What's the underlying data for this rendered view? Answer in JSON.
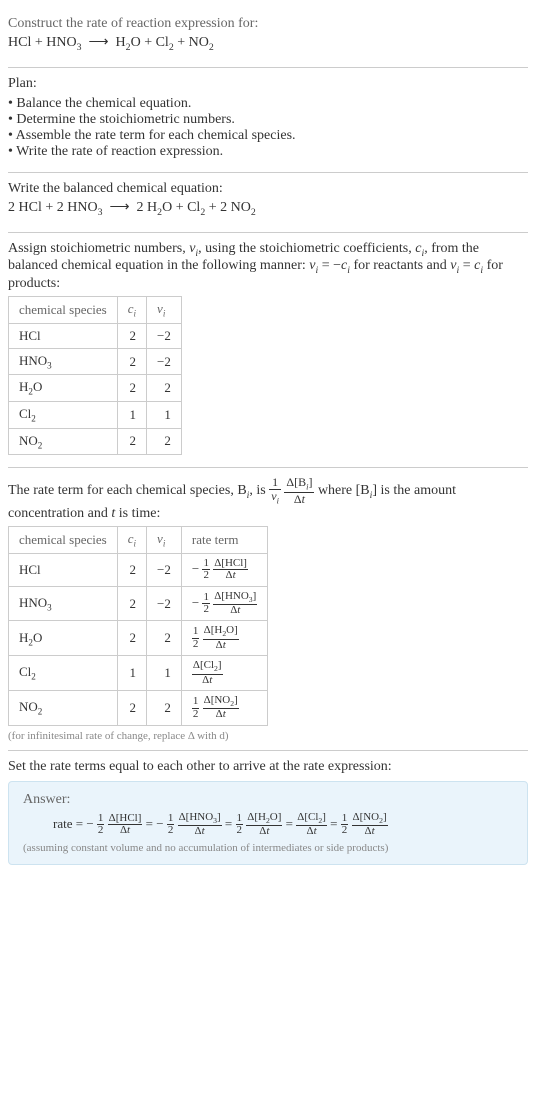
{
  "header": {
    "prompt": "Construct the rate of reaction expression for:",
    "equation_html": "HCl + HNO<span class='sub'>3</span> &nbsp;⟶&nbsp; H<span class='sub'>2</span>O + Cl<span class='sub'>2</span> + NO<span class='sub'>2</span>"
  },
  "plan": {
    "title": "Plan:",
    "items": [
      "Balance the chemical equation.",
      "Determine the stoichiometric numbers.",
      "Assemble the rate term for each chemical species.",
      "Write the rate of reaction expression."
    ]
  },
  "balanced": {
    "intro": "Write the balanced chemical equation:",
    "equation_html": "2 HCl + 2 HNO<span class='sub'>3</span> &nbsp;⟶&nbsp; 2 H<span class='sub'>2</span>O + Cl<span class='sub'>2</span> + 2 NO<span class='sub'>2</span>"
  },
  "stoich": {
    "intro_html": "Assign stoichiometric numbers, <i>ν<span class='sub'>i</span></i>, using the stoichiometric coefficients, <i>c<span class='sub'>i</span></i>, from the balanced chemical equation in the following manner: <i>ν<span class='sub'>i</span></i> = −<i>c<span class='sub'>i</span></i> for reactants and <i>ν<span class='sub'>i</span></i> = <i>c<span class='sub'>i</span></i> for products:",
    "headers": [
      "chemical species",
      "c_i",
      "ν_i"
    ],
    "rows": [
      {
        "species_html": "HCl",
        "c": "2",
        "nu": "−2"
      },
      {
        "species_html": "HNO<span class='sub'>3</span>",
        "c": "2",
        "nu": "−2"
      },
      {
        "species_html": "H<span class='sub'>2</span>O",
        "c": "2",
        "nu": "2"
      },
      {
        "species_html": "Cl<span class='sub'>2</span>",
        "c": "1",
        "nu": "1"
      },
      {
        "species_html": "NO<span class='sub'>2</span>",
        "c": "2",
        "nu": "2"
      }
    ]
  },
  "rate_terms": {
    "intro_html": "The rate term for each chemical species, B<span class='sub'><i>i</i></span>, is <span class='frac'><span class='top'>1</span><span class='bot'><i>ν<span class=\"sub\">i</span></i></span></span> <span class='frac'><span class='top'>Δ[B<span class=\"sub\"><i>i</i></span>]</span><span class='bot'>Δ<i>t</i></span></span> where [B<span class='sub'><i>i</i></span>] is the amount concentration and <i>t</i> is time:",
    "headers": [
      "chemical species",
      "c_i",
      "ν_i",
      "rate term"
    ],
    "rows": [
      {
        "species_html": "HCl",
        "c": "2",
        "nu": "−2",
        "rate_html": "− <span class='inline-frac'><span class='t'>1</span><span class='b'>2</span></span> <span class='inline-frac'><span class='t'>Δ[HCl]</span><span class='b'>Δ<i>t</i></span></span>"
      },
      {
        "species_html": "HNO<span class='sub'>3</span>",
        "c": "2",
        "nu": "−2",
        "rate_html": "− <span class='inline-frac'><span class='t'>1</span><span class='b'>2</span></span> <span class='inline-frac'><span class='t'>Δ[HNO<span class=\"sub\">3</span>]</span><span class='b'>Δ<i>t</i></span></span>"
      },
      {
        "species_html": "H<span class='sub'>2</span>O",
        "c": "2",
        "nu": "2",
        "rate_html": "<span class='inline-frac'><span class='t'>1</span><span class='b'>2</span></span> <span class='inline-frac'><span class='t'>Δ[H<span class=\"sub\">2</span>O]</span><span class='b'>Δ<i>t</i></span></span>"
      },
      {
        "species_html": "Cl<span class='sub'>2</span>",
        "c": "1",
        "nu": "1",
        "rate_html": "<span class='inline-frac'><span class='t'>Δ[Cl<span class=\"sub\">2</span>]</span><span class='b'>Δ<i>t</i></span></span>"
      },
      {
        "species_html": "NO<span class='sub'>2</span>",
        "c": "2",
        "nu": "2",
        "rate_html": "<span class='inline-frac'><span class='t'>1</span><span class='b'>2</span></span> <span class='inline-frac'><span class='t'>Δ[NO<span class=\"sub\">2</span>]</span><span class='b'>Δ<i>t</i></span></span>"
      }
    ],
    "footnote": "(for infinitesimal rate of change, replace Δ with d)"
  },
  "final": {
    "intro": "Set the rate terms equal to each other to arrive at the rate expression:",
    "answer_label": "Answer:",
    "rate_html": "rate = − <span class='inline-frac'><span class='t'>1</span><span class='b'>2</span></span> <span class='inline-frac'><span class='t'>Δ[HCl]</span><span class='b'>Δ<i>t</i></span></span> = − <span class='inline-frac'><span class='t'>1</span><span class='b'>2</span></span> <span class='inline-frac'><span class='t'>Δ[HNO<span class=\"sub\">3</span>]</span><span class='b'>Δ<i>t</i></span></span> = <span class='inline-frac'><span class='t'>1</span><span class='b'>2</span></span> <span class='inline-frac'><span class='t'>Δ[H<span class=\"sub\">2</span>O]</span><span class='b'>Δ<i>t</i></span></span> = <span class='inline-frac'><span class='t'>Δ[Cl<span class=\"sub\">2</span>]</span><span class='b'>Δ<i>t</i></span></span> = <span class='inline-frac'><span class='t'>1</span><span class='b'>2</span></span> <span class='inline-frac'><span class='t'>Δ[NO<span class=\"sub\">2</span>]</span><span class='b'>Δ<i>t</i></span></span>",
    "note": "(assuming constant volume and no accumulation of intermediates or side products)"
  },
  "chart_data": {
    "type": "table",
    "tables": [
      {
        "title": "Stoichiometric numbers",
        "columns": [
          "chemical species",
          "c_i",
          "ν_i"
        ],
        "rows": [
          [
            "HCl",
            2,
            -2
          ],
          [
            "HNO3",
            2,
            -2
          ],
          [
            "H2O",
            2,
            2
          ],
          [
            "Cl2",
            1,
            1
          ],
          [
            "NO2",
            2,
            2
          ]
        ]
      },
      {
        "title": "Rate terms",
        "columns": [
          "chemical species",
          "c_i",
          "ν_i",
          "rate term"
        ],
        "rows": [
          [
            "HCl",
            2,
            -2,
            "-(1/2) Δ[HCl]/Δt"
          ],
          [
            "HNO3",
            2,
            -2,
            "-(1/2) Δ[HNO3]/Δt"
          ],
          [
            "H2O",
            2,
            2,
            "(1/2) Δ[H2O]/Δt"
          ],
          [
            "Cl2",
            1,
            1,
            "Δ[Cl2]/Δt"
          ],
          [
            "NO2",
            2,
            2,
            "(1/2) Δ[NO2]/Δt"
          ]
        ]
      }
    ]
  }
}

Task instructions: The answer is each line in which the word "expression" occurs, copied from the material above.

Output:
    "prompt": "Construct the rate of reaction expression for:",
      "Write the rate of reaction expression."
    "intro": "Set the rate terms equal to each other to arrive at the rate expression:",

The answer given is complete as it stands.